» DATA
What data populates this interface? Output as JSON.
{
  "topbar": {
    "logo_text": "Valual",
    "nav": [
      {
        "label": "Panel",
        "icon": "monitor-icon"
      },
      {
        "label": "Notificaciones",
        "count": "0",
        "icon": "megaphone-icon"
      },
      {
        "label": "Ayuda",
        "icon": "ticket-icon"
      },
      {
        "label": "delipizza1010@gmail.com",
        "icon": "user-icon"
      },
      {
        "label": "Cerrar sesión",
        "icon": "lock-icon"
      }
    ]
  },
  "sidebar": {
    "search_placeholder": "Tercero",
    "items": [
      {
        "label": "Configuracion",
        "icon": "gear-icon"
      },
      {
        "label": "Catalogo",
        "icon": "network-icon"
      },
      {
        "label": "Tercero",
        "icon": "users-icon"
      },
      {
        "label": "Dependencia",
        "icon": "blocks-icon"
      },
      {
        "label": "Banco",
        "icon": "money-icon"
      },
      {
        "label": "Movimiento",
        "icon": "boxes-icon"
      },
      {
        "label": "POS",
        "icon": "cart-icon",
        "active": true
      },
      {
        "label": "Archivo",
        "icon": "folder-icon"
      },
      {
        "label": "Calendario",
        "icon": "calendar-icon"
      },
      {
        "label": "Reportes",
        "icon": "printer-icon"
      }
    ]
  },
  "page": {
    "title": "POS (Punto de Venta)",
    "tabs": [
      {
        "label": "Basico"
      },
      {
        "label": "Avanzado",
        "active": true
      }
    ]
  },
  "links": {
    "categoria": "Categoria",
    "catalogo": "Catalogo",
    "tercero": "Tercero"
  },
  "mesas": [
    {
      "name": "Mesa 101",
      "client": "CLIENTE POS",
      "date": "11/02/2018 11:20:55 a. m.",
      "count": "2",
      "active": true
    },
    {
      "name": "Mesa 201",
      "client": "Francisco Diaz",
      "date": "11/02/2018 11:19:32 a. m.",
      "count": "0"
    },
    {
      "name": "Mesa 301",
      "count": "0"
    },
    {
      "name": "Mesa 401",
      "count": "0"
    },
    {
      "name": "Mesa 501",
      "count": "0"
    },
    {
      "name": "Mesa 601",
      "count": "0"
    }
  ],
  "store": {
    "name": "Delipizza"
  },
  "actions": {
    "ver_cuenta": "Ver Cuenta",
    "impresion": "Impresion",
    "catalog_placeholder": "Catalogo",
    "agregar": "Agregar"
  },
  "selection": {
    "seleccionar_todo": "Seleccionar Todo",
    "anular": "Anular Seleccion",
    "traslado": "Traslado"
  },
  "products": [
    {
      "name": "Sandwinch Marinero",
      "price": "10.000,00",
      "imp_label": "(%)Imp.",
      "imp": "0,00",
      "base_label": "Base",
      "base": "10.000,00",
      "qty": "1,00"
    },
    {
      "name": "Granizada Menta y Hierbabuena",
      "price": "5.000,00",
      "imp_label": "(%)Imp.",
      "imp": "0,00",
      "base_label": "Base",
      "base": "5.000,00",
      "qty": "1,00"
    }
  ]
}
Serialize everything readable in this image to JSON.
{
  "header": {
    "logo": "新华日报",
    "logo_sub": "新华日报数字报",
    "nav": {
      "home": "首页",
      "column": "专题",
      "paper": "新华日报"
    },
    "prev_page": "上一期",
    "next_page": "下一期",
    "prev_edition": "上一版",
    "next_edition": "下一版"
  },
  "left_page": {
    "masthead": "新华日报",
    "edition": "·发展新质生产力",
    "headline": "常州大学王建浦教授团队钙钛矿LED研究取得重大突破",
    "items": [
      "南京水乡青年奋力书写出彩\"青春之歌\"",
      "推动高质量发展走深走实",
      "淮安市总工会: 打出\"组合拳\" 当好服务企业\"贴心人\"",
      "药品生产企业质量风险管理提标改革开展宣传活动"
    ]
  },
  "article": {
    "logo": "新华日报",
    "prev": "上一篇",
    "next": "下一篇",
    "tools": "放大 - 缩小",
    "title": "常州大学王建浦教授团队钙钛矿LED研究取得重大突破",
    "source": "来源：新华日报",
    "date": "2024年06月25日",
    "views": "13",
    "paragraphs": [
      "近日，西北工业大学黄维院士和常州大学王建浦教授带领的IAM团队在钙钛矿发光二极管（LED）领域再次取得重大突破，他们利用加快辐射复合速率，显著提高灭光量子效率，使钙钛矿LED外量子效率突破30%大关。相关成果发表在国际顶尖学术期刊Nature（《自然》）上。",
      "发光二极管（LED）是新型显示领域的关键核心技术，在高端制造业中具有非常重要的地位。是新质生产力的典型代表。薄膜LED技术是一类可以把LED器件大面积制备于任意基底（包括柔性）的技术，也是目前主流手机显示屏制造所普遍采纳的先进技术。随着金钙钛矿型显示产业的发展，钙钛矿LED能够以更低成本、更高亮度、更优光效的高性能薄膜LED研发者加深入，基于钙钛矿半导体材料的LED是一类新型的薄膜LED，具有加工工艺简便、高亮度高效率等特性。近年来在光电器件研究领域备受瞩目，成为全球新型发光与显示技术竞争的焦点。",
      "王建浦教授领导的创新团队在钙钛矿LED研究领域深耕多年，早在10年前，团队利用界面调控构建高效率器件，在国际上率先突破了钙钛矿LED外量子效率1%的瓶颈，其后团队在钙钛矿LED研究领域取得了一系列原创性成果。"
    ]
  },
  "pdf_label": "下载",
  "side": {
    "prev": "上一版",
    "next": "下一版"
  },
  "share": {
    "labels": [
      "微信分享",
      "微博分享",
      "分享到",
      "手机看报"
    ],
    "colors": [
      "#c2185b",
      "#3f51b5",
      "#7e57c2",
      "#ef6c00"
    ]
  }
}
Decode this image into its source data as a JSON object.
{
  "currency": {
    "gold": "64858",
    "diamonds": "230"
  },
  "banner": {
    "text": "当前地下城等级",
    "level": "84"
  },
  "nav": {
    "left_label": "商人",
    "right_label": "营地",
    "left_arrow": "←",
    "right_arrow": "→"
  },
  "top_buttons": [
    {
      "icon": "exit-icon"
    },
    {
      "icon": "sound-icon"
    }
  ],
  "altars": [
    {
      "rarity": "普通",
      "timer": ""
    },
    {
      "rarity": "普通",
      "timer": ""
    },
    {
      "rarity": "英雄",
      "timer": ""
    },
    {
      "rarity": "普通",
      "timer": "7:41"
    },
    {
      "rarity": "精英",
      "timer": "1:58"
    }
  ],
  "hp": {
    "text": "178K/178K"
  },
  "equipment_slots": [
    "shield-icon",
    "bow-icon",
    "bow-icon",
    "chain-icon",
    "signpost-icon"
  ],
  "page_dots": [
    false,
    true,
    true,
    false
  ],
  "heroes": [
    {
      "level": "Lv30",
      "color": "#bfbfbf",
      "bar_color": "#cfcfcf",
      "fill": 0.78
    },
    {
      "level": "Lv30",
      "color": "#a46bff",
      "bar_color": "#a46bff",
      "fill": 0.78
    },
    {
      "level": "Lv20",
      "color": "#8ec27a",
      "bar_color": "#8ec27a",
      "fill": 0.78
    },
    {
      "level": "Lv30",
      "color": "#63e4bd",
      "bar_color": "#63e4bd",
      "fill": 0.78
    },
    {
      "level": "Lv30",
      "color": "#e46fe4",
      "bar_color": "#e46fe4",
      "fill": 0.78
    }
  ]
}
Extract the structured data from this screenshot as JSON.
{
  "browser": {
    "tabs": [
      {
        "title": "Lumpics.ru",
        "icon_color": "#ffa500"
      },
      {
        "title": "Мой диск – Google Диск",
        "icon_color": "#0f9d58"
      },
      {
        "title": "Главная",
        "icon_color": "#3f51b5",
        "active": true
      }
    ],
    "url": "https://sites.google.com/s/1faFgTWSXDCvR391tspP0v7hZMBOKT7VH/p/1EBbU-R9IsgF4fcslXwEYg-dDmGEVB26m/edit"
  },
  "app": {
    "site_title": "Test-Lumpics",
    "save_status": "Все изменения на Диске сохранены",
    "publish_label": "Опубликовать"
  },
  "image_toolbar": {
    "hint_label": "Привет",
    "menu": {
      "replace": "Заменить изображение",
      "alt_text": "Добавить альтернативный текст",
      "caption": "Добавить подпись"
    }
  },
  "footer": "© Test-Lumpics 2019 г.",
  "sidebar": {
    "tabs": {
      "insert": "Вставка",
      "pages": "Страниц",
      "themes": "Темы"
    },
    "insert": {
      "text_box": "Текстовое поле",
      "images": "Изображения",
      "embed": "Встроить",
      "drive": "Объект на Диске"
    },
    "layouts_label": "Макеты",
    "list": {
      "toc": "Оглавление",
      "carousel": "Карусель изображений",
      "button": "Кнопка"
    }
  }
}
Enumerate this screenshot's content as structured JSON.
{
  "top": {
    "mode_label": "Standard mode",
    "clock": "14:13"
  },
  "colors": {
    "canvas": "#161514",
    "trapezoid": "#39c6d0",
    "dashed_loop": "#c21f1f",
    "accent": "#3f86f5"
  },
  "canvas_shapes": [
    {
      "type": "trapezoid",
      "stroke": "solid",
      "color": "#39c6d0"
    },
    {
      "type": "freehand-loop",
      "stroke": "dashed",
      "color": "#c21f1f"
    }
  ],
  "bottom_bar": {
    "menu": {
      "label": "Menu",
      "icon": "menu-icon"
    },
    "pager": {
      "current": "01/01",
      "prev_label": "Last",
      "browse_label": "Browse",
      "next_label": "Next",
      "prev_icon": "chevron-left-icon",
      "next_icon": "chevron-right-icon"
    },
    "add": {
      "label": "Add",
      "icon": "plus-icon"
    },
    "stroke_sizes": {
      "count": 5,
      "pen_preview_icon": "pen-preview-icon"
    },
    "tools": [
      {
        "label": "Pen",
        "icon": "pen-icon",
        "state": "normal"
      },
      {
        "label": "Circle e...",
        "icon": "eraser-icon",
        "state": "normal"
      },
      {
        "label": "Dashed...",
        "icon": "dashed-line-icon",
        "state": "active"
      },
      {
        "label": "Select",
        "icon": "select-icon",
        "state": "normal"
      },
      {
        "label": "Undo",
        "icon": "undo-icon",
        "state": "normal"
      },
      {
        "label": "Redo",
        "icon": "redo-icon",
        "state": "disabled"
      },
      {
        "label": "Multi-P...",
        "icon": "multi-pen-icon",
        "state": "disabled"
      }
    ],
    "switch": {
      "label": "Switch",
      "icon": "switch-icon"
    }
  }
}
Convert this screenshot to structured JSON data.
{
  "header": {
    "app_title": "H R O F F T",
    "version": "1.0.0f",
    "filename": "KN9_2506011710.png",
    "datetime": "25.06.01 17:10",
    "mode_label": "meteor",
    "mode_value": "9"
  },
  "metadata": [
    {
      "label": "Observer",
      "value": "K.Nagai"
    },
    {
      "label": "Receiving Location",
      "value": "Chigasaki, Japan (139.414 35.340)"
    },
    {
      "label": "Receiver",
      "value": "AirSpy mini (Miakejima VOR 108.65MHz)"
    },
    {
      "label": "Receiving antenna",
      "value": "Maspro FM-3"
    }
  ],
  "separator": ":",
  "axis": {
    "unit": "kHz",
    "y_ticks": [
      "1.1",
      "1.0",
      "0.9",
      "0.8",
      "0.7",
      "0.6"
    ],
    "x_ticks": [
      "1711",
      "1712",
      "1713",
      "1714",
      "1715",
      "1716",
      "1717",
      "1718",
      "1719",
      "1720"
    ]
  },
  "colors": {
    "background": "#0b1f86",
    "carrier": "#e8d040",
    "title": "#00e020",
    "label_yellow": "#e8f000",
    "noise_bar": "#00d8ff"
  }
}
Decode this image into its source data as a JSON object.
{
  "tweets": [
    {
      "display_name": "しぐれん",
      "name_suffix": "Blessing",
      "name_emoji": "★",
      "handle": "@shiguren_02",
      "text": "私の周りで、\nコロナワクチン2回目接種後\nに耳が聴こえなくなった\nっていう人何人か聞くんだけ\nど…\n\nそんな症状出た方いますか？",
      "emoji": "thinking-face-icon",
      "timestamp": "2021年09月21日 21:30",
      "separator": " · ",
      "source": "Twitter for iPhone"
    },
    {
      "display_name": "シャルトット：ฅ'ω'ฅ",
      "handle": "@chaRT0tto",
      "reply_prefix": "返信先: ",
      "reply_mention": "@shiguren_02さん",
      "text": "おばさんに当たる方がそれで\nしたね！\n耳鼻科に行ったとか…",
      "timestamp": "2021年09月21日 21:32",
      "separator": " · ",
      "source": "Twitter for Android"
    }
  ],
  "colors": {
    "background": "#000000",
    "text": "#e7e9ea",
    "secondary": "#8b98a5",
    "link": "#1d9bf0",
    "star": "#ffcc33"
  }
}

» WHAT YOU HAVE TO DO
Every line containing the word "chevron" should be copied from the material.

» TASK RESPONSE
      "prev_icon": "chevron-left-icon",
      "next_icon": "chevron-right-icon"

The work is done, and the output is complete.